(Element data from apps and pages)
————

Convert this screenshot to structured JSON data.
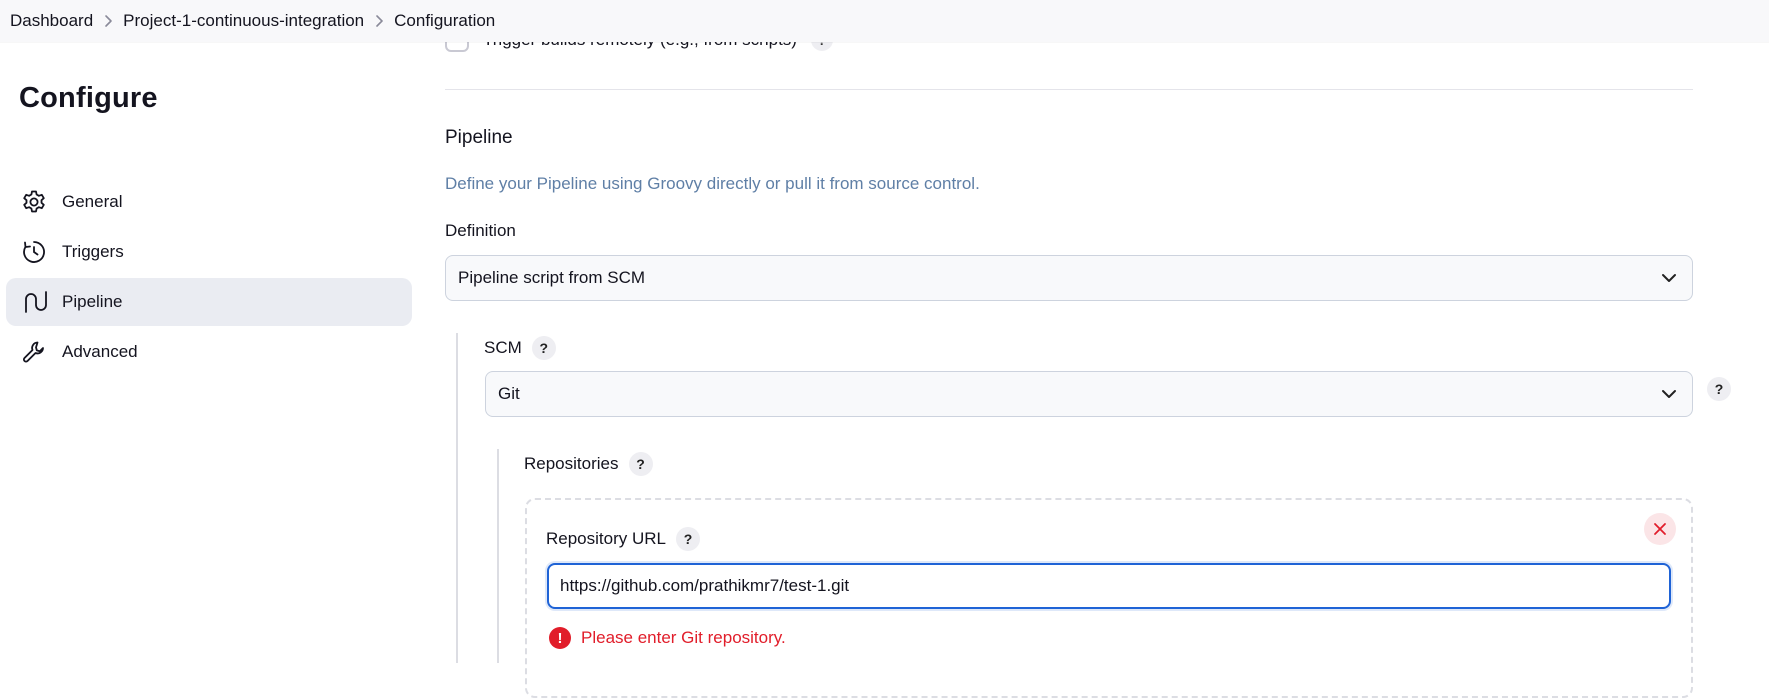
{
  "breadcrumb": {
    "items": [
      "Dashboard",
      "Project-1-continuous-integration",
      "Configuration"
    ]
  },
  "sidebar": {
    "title": "Configure",
    "items": [
      {
        "label": "General",
        "icon": "gear-icon"
      },
      {
        "label": "Triggers",
        "icon": "clock-icon"
      },
      {
        "label": "Pipeline",
        "icon": "pipeline-icon",
        "active": true
      },
      {
        "label": "Advanced",
        "icon": "wrench-icon"
      }
    ]
  },
  "triggers": {
    "remote_label": "Trigger builds remotely (e.g., from scripts)",
    "help": "?"
  },
  "pipeline": {
    "title": "Pipeline",
    "description": "Define your Pipeline using Groovy directly or pull it from source control.",
    "definition_label": "Definition",
    "definition_value": "Pipeline script from SCM",
    "scm_label": "SCM",
    "scm_value": "Git",
    "help": "?",
    "repositories_label": "Repositories",
    "repo_url_label": "Repository URL",
    "repo_url_value": "https://github.com/prathikmr7/test-1.git",
    "error_icon": "!",
    "error_message": "Please enter Git repository."
  },
  "colors": {
    "accent": "#1f63d6",
    "error": "#e11d2a",
    "description": "#5f7fa6",
    "active_nav_bg": "#eaecf2"
  }
}
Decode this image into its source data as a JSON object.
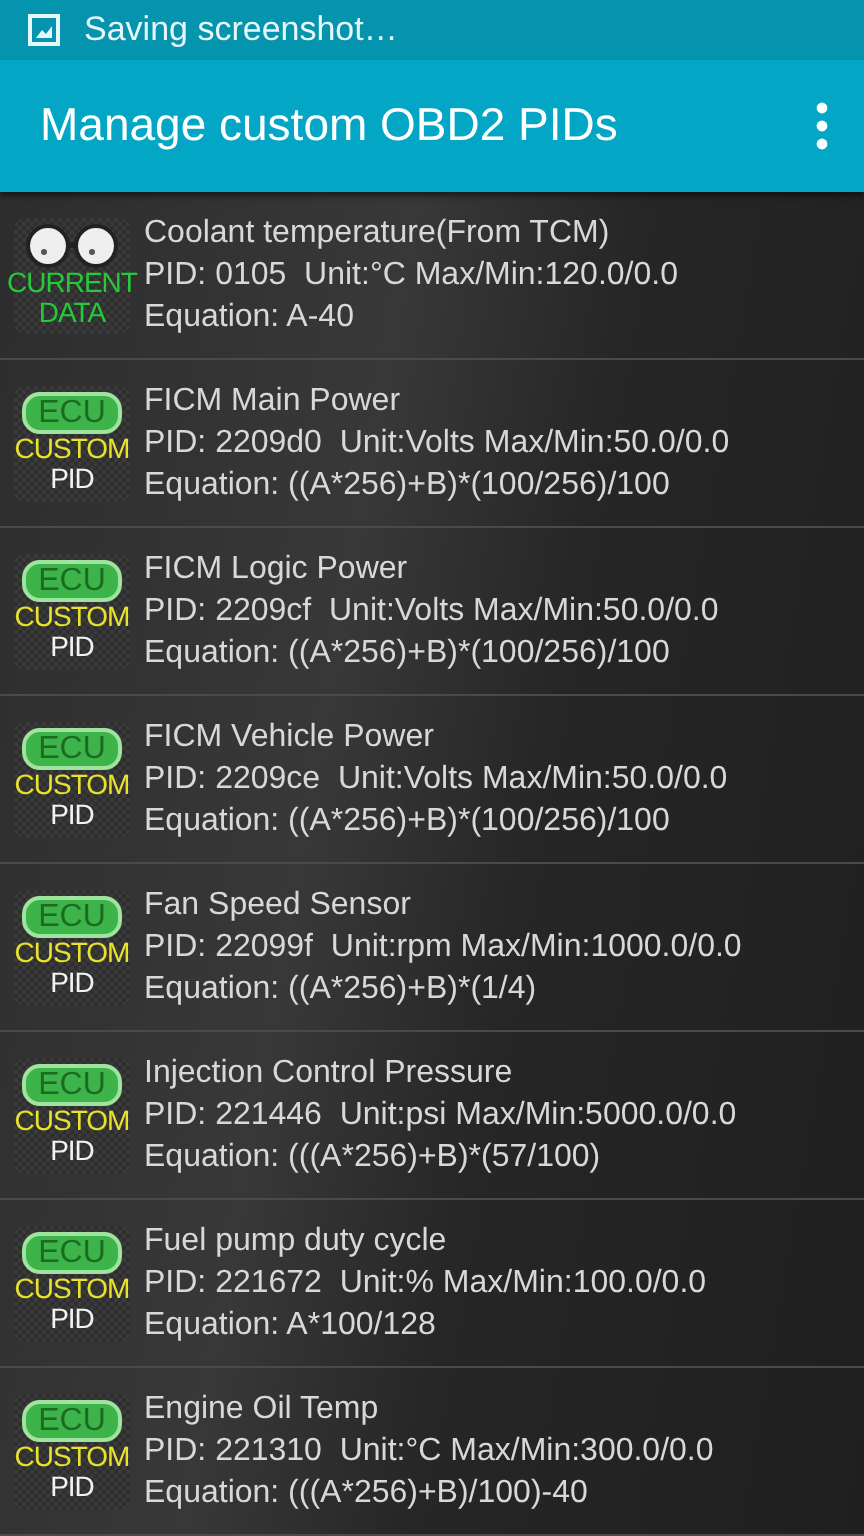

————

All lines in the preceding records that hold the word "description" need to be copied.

    "description": "Define your Pipeline using Groovy directly or pull it from source control.",
    "description": "#5f7fa6",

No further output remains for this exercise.